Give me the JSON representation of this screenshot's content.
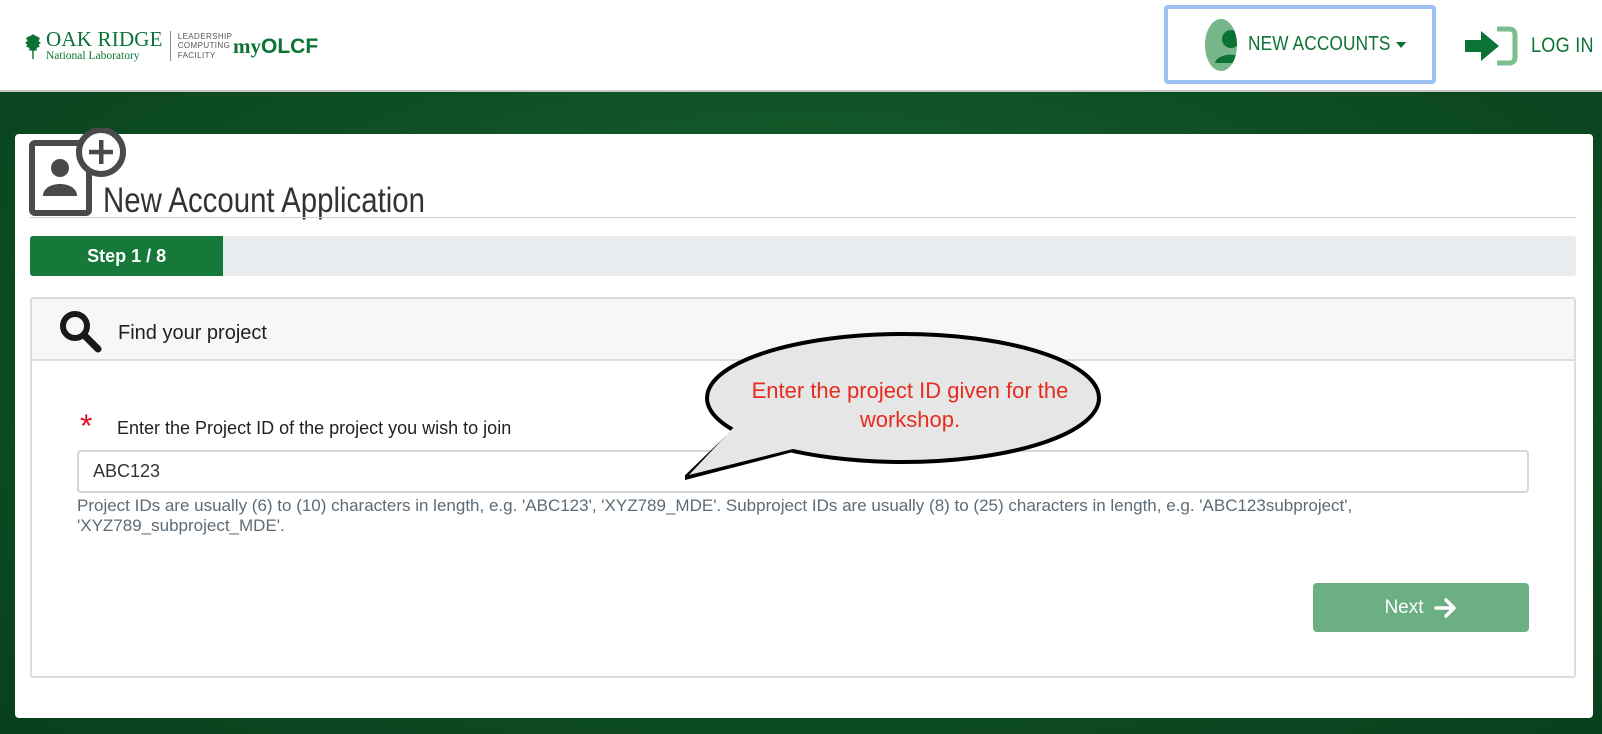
{
  "header": {
    "logo": {
      "main": "OAK RIDGE",
      "sub": "National Laboratory",
      "lcf_lines": [
        "LEADERSHIP",
        "COMPUTING",
        "FACILITY"
      ]
    },
    "brand": {
      "prefix": "my",
      "suffix": "OLCF"
    },
    "new_accounts_label": "NEW ACCOUNTS",
    "login_label": "LOG IN"
  },
  "page": {
    "title": "New Account Application",
    "progress": {
      "label": "Step 1 / 8",
      "current": 1,
      "total": 8
    }
  },
  "panel": {
    "title": "Find your project",
    "field_label": "Enter the Project ID of the project you wish to join",
    "required_marker": "*",
    "input_value": "ABC123",
    "help_text": "Project IDs are usually (6) to (10) characters in length, e.g. 'ABC123', 'XYZ789_MDE'. Subproject IDs are usually (8) to (25) characters in length, e.g. 'ABC123subproject', 'XYZ789_subproject_MDE'.",
    "next_label": "Next"
  },
  "callout": {
    "text": "Enter the project ID given for the workshop."
  },
  "colors": {
    "brand_green": "#0b7335",
    "progress_green": "#16793a",
    "next_button": "#6baf82",
    "callout_text": "#e62b1f",
    "focus_outline": "#9bc2f2"
  }
}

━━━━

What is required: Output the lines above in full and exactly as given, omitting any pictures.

Solution for this task:
Give me the JSON representation of this screenshot's content.
{
  "header": {
    "logo": {
      "main": "OAK RIDGE",
      "sub": "National Laboratory",
      "lcf_lines": [
        "LEADERSHIP",
        "COMPUTING",
        "FACILITY"
      ]
    },
    "brand": {
      "prefix": "my",
      "suffix": "OLCF"
    },
    "new_accounts_label": "NEW ACCOUNTS",
    "login_label": "LOG IN"
  },
  "page": {
    "title": "New Account Application",
    "progress": {
      "label": "Step 1 / 8",
      "current": 1,
      "total": 8
    }
  },
  "panel": {
    "title": "Find your project",
    "field_label": "Enter the Project ID of the project you wish to join",
    "required_marker": "*",
    "input_value": "ABC123",
    "help_text": "Project IDs are usually (6) to (10) characters in length, e.g. 'ABC123', 'XYZ789_MDE'. Subproject IDs are usually (8) to (25) characters in length, e.g. 'ABC123subproject', 'XYZ789_subproject_MDE'.",
    "next_label": "Next"
  },
  "callout": {
    "text": "Enter the project ID given for the workshop."
  },
  "colors": {
    "brand_green": "#0b7335",
    "progress_green": "#16793a",
    "next_button": "#6baf82",
    "callout_text": "#e62b1f",
    "focus_outline": "#9bc2f2"
  }
}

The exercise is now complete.